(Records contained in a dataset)
☆ ☆ ☆ ☆ ☆
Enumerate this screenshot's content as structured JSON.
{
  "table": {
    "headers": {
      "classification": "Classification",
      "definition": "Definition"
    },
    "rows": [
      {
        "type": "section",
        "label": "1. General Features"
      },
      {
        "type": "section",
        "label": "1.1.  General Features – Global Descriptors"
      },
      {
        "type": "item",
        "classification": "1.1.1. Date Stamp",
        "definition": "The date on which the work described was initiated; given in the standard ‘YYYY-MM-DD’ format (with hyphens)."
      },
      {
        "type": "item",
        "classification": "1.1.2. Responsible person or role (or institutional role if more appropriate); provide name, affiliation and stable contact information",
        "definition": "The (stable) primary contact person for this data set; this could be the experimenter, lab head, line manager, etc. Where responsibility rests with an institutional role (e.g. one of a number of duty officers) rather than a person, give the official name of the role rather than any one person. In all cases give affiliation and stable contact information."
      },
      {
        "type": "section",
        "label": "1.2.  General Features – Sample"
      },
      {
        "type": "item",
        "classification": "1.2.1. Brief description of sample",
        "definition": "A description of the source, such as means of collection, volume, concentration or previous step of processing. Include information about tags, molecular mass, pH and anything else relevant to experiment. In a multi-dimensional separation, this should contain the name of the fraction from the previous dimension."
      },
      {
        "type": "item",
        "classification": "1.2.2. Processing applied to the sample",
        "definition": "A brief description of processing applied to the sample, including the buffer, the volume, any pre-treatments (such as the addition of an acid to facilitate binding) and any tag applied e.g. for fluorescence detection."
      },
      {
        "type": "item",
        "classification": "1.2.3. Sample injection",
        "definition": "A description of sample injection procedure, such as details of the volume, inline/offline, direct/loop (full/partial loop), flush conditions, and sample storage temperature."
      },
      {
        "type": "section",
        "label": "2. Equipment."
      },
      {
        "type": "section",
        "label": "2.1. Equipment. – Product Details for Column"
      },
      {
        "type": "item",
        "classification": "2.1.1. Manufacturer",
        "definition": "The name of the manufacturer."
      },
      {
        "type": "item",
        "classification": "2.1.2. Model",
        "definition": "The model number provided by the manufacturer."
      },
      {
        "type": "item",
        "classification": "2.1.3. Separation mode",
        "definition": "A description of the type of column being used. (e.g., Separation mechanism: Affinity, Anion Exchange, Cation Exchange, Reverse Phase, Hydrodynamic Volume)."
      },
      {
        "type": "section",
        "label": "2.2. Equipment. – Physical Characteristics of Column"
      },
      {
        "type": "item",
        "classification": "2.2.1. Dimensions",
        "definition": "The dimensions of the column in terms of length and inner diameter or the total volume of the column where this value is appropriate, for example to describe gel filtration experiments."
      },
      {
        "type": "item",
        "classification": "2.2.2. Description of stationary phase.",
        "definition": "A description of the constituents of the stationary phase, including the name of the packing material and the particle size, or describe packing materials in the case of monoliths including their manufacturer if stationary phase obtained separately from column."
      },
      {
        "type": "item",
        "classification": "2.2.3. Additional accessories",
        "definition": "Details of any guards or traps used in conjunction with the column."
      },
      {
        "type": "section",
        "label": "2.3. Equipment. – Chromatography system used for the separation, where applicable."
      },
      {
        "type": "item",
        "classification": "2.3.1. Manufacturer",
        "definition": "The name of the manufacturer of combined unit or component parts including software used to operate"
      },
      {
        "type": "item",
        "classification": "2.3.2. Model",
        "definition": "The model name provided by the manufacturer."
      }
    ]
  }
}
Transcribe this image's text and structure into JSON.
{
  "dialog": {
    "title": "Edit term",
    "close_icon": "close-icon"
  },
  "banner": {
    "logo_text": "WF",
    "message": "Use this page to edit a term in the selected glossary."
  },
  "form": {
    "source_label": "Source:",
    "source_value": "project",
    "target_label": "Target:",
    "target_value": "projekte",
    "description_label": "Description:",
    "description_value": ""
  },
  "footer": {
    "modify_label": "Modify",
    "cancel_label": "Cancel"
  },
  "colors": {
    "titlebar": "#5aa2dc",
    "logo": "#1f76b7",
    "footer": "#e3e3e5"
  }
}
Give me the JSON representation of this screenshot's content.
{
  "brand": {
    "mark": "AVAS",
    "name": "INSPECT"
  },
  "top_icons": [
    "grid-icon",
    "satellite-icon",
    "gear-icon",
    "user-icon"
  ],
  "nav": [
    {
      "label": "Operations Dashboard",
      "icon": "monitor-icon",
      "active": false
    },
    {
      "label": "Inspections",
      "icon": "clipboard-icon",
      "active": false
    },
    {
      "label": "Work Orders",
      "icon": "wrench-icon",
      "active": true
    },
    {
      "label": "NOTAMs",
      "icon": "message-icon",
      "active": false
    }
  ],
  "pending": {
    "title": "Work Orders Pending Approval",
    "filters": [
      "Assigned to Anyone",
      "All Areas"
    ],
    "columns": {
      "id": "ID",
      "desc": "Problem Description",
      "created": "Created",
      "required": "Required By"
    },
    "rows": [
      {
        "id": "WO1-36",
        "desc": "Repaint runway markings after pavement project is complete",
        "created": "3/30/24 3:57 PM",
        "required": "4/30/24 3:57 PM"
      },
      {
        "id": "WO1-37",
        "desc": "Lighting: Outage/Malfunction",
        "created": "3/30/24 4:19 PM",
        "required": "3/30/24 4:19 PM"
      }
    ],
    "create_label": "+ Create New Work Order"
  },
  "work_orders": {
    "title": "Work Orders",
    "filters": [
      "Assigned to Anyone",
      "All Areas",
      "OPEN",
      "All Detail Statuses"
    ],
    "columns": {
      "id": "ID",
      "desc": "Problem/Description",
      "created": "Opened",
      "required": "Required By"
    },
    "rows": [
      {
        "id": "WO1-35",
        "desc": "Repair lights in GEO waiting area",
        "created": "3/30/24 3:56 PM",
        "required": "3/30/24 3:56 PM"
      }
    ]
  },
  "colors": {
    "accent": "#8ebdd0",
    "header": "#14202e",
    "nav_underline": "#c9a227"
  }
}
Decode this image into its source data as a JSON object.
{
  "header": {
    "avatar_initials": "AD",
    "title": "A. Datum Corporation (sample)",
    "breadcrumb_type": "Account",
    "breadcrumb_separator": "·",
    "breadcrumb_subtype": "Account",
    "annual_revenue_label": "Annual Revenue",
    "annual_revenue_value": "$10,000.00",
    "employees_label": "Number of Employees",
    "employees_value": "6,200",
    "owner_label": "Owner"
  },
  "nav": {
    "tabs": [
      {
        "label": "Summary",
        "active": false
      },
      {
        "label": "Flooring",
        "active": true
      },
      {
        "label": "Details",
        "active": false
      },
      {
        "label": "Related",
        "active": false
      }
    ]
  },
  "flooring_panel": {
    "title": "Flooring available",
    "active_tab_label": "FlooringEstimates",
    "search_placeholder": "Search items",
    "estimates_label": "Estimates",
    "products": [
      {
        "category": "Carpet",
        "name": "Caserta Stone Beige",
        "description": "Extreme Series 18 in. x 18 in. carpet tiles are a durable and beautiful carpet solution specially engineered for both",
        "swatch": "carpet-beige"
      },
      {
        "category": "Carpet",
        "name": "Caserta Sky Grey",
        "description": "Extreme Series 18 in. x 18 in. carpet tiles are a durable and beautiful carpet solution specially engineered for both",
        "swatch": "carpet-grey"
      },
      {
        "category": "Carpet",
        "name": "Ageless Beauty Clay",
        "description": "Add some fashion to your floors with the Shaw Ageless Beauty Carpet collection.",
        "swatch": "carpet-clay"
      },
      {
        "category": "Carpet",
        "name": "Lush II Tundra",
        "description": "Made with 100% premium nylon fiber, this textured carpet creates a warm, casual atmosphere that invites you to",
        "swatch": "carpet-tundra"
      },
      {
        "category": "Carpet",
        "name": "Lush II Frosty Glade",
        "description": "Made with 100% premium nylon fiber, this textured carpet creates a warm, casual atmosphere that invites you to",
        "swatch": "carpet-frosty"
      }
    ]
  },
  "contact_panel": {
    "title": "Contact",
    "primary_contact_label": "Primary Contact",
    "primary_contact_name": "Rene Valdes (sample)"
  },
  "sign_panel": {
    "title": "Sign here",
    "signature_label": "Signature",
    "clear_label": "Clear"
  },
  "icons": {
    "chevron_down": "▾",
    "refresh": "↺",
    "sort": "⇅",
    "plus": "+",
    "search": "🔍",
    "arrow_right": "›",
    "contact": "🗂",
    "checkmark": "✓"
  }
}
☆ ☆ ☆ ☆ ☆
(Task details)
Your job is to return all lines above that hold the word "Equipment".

(Solution)
        "label": "2. Equipment."
        "label": "2.1. Equipment. – Product Details for Column"
        "label": "2.2. Equipment. – Physical Characteristics of Column"
        "label": "2.3. Equipment. – Chromatography system used for the separation, where applicable."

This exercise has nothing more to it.